Urtica dioica has been placed in buildings against flies, especially among cattle in Sweden (Svanberg 1998). There are a few reports from Denmark that nettles were used as a repellent against various insects. Usually a freshly gathered bunch of nettles was hung up in the house (Brøndegaard 1979). The same is documented also from elsewhere in Europe (Vickery 1995; Allen and Hatfield 2004). Records from Norway say that the nettle plant was spread in beds in order to get rid of fleas (Høeg 1974). In Portugal it is still used as an insect repellent (Argüello van de Putte 2005). The insecticide activity of Urtica dioica is due to nicotine (Guarrera 1999).

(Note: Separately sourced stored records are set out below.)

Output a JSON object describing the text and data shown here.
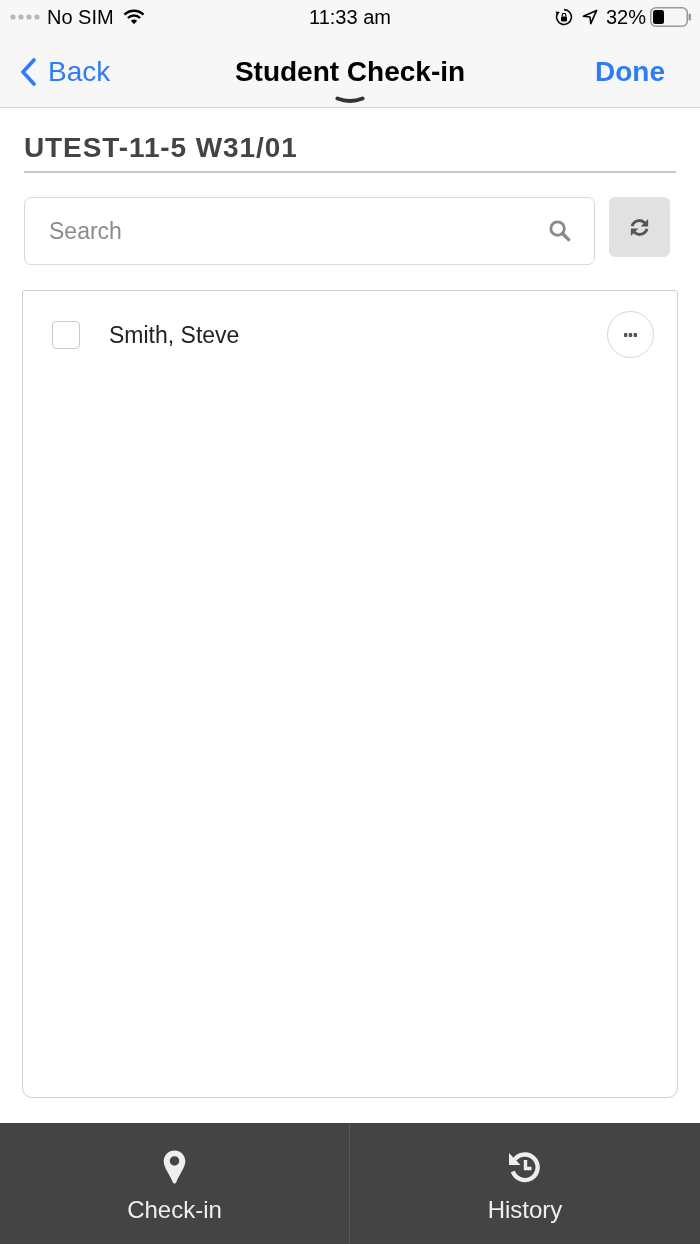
{
  "status_bar": {
    "carrier": "No SIM",
    "time": "11:33 am",
    "battery": "32%"
  },
  "nav_bar": {
    "back": "Back",
    "title": "Student Check-in",
    "done": "Done"
  },
  "heading": "UTEST-11-5 W31/01",
  "search": {
    "placeholder": "Search"
  },
  "students": [
    {
      "name": "Smith, Steve",
      "checked": false
    }
  ],
  "tab_bar": [
    {
      "label": "Check-in"
    },
    {
      "label": "History"
    }
  ]
}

Several species of mint were available in European pharmacies for various medicinal purposes already by the 18th century. Mentha ssp. was, according to Linnaeus, put in small bags to keep fleas away from the bed (Linnaeus 1767). Mentha arvensis has been used in northern Sweden against lice (Svanberg 1998). There are records from Denmark that mint was placed in beds, cradles and chests against clothes moths and flies (the oldest record from the 15th Century) (Brøndegaard 1980). From Great Britain there are folklore records that M. spicata was used to keep flies away from the house (Vickery 1995). The same plant was used in Norway against moths (Høeg 1974). In Portugal, M. suaveolens is still used by shepherds to drive away mosquitoes (Argüello van de Putte 2005).
Other taxa mentioned in the Estonian folklore records are not known as repellents or insecticides in other parts of Northern Europe.
Studies of local botanical and ecological knowledge in Europe often reveal a pattern showing that the peasantry is influenced by “great traditions” with a long duration (cf. Heinrich et al. 2006; Svanberg 2007). Some of the plants used as repellents by Estonian country folk were already being utilized for the same purpose in ancient times. This knowledge spread, along with the plants, all over Europe. Some uses existed already in pre-historic times (A. absinthium); some probably developed during Medieval times or later (A. calamus; Nicotiana ssp.).
For the plants that have no comparative records of use, two different conclusions can be drawn. First, they were used only because of a name attributed according to some other characteristics of the plant (as Polygonum and R. acris) or only named, but not really used (as B. media). On the other hand, they could have been in use earlier and acquired the name from their actual use against fleas. Later on the less effective, more-lightly scented local taxa were replaced when more effective taxa were introduced. The fact that plants from the Polygonum family were relatively often in use, and this usage is documented by Vilbaste (1993), supports the second conclusion. The case of T. arvense is interesting because of its unusual use in repelling insects.
The research was supported by grants from the Governmental Research and Development program “Estonian Language and Cultural Memory” (EKKM09-84), EEA/EMP Grant 54 MP1RT08079NI, the European Union through the European Regional Development Fund (Centre of Excellence CECT) and The Bank of Sweden Tercentenary Foundation (J2004-0548). Thanks to Toomas Kukk and Liisa Vesik for their help with the figures and to Matt Herman who proofread the text. We also acknowledge the thoughtful comments of the two anonymous reviewers.